He added that Iran and France shouldered a heavy responsibility vis-à-vis issues in the region and urged cooperation between Tehran and Paris on the ongoing developments in regional countries, particularly in Syria and Lebanon.
Macron emphasized that France was not willing to hold talks about the JCPOA, but was keen to discuss other issues.
Meanwhile, a statement released by the French president's office earlier on Sunday noted that Rouhani and Macron also discussed in their phone call the current situation in Syria's Eastern Ghouta region, which is close to the country's capital Damascus.
According to the statement, the two sides agreed to work together in the coming days with the United Nations and the Syrian government and other countries involved to supply necessary aid to civilians in Eastern Ghouta and implement an effective ceasefire there.
The Syrian army is upholding a 5-hour daily humanitarian pause despite the major offensive it has begun in the Damascus suburb of Eastern Ghouta.
However, terrorists continue to block civilians from leaving the area by pounding aid corridors established by the Syrian government. Only a small group of people have so far been able to flee the dire humanitarian situation there.
On February 24, the United Nations Security Council unanimously voted in favor of a resolution demanding a 30-day truce in Syria 'without delay' to allow aid access and medical evacuations.
The resolution was adopted by 15 votes to none after several delays and a flurry of last-minute negotiations.
Eastern Ghouta, which is home to some 400,000 people, has witnessed deadly violence over the past few days, with foreign-sponsored terrorists launching mortar attacks on the Syrian capital in the face of an imminent humiliating defeat.
Western powers, however, blame the Syrian government and Russia for the crisis.
After losing most of the Syrian territories in their control, foreign-backed militants are now largely concentrated in Eastern Ghouta, causing one of the deadliest stages over the course of the years-long conflict in Syria.
Syrian government forces have been pounding terrorist positions in the area to retake it and free a large number of civilians who are trapped there and struggle with malnutrition and lack of basic medical supplies.
Syrian troops on Saturday took almost full control of the town of al-Shayfouniya in Eastern Ghouta.
According to the so-called Syrian Observatory for Human Rights, two neighborhoods and two military bases were also liberated from terrorists.
Terrorists are using Eastern Ghouta as a launchpad for near-daily attacks on Damascus. The Syrian army is currently in the midst of an operation to drive them out of the enclave, but it is facing a hostile West, which is threatening airstrikes to stop the push.
Western leaders were quick to point the finger at the Syrian government after reports of chlorine release in Eastern Ghouta last week.
On Friday, the French president and his US counterpart, Donald Trump, vowed there would be "no impunity" in the event of further chemical weapons use in Syria.
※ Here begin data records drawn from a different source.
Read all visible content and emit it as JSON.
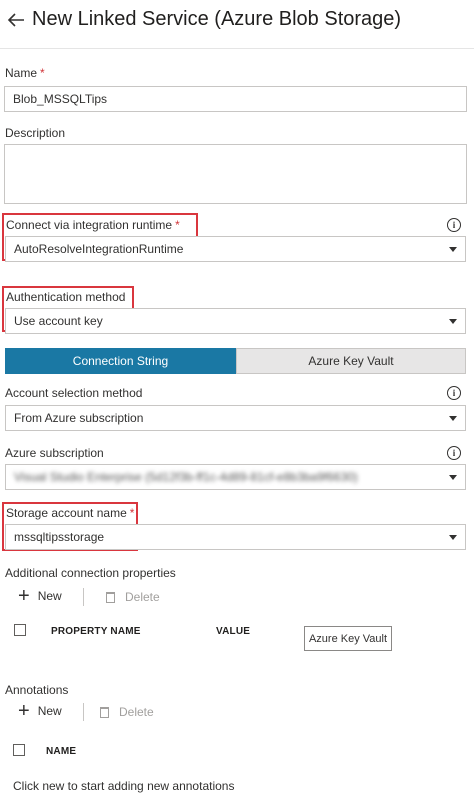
{
  "header": {
    "title": "New Linked Service (Azure Blob Storage)",
    "back_icon": "arrow-left-icon"
  },
  "fields": {
    "name": {
      "label": "Name",
      "required_mark": "*",
      "value": "Blob_MSSQLTips"
    },
    "description": {
      "label": "Description",
      "value": ""
    },
    "integration_runtime": {
      "label": "Connect via integration runtime",
      "required_mark": "*",
      "value": "AutoResolveIntegrationRuntime",
      "info_icon": "i"
    },
    "auth_method": {
      "label": "Authentication method",
      "value": "Use account key"
    },
    "account_selection": {
      "label": "Account selection method",
      "value": "From Azure subscription",
      "info_icon": "i"
    },
    "subscription": {
      "label": "Azure subscription",
      "value": "Visual Studio Enterprise (5d12f3b-ff1c-4d89-81cf-e8b3ba9f6630)",
      "info_icon": "i"
    },
    "storage_account": {
      "label": "Storage account name",
      "required_mark": "*",
      "value": "mssqltipsstorage"
    }
  },
  "auth_tabs": [
    {
      "label": "Connection String",
      "active": true
    },
    {
      "label": "Azure Key Vault",
      "active": false
    }
  ],
  "connection_properties": {
    "heading": "Additional connection properties",
    "new_label": "New",
    "delete_label": "Delete",
    "col_property": "PROPERTY NAME",
    "col_value": "VALUE",
    "key_vault_button": "Azure Key Vault"
  },
  "annotations": {
    "heading": "Annotations",
    "new_label": "New",
    "delete_label": "Delete",
    "col_name": "NAME",
    "hint": "Click new to start adding new annotations"
  },
  "colors": {
    "accent": "#1a78a4",
    "highlight": "#d9363e",
    "required": "#d13438"
  }
}
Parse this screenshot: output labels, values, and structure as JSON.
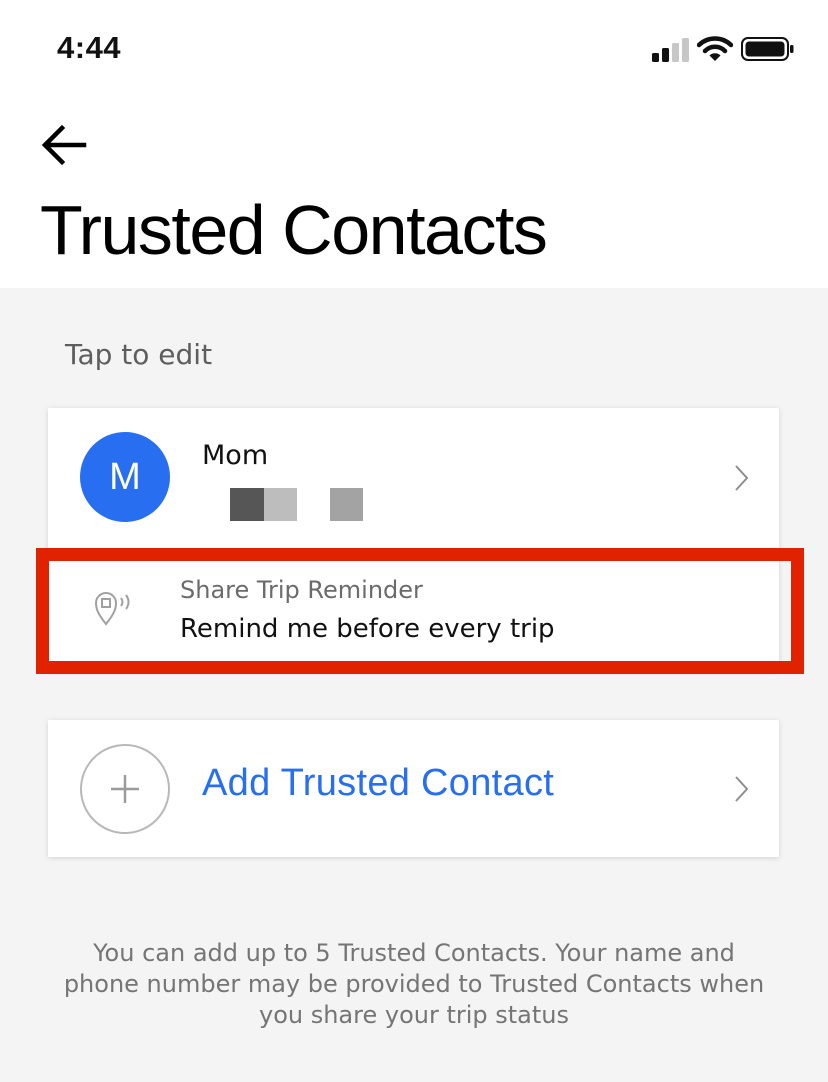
{
  "status_bar": {
    "time": "4:44",
    "signal_icon": "cellular-signal-icon",
    "wifi_icon": "wifi-icon",
    "battery_icon": "battery-icon"
  },
  "header": {
    "back_icon": "back-arrow-icon",
    "title": "Trusted Contacts"
  },
  "section_label": "Tap to edit",
  "contact": {
    "initial": "M",
    "name": "Mom",
    "phone_redacted": true,
    "avatar_color": "#276ef1",
    "chevron_icon": "chevron-right-icon"
  },
  "reminder": {
    "icon": "location-pin-signal-icon",
    "label": "Share Trip Reminder",
    "value": "Remind me before every trip"
  },
  "add_contact": {
    "icon": "plus-icon",
    "label": "Add Trusted Contact",
    "chevron_icon": "chevron-right-icon"
  },
  "footer_text": "You can add up to 5 Trusted Contacts. Your name and phone number may be provided to Trusted Contacts when you share your trip status",
  "colors": {
    "accent": "#276ef1",
    "highlight": "#e02200",
    "background": "#f4f4f4"
  }
}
Macron "stressed there will be a firm response in the case of proven use of chemical weapons leading to the death of civilians, in close coordination with our American allies," a statement from the French presidency said.
|Join the GlobalSecurity.org mailing list|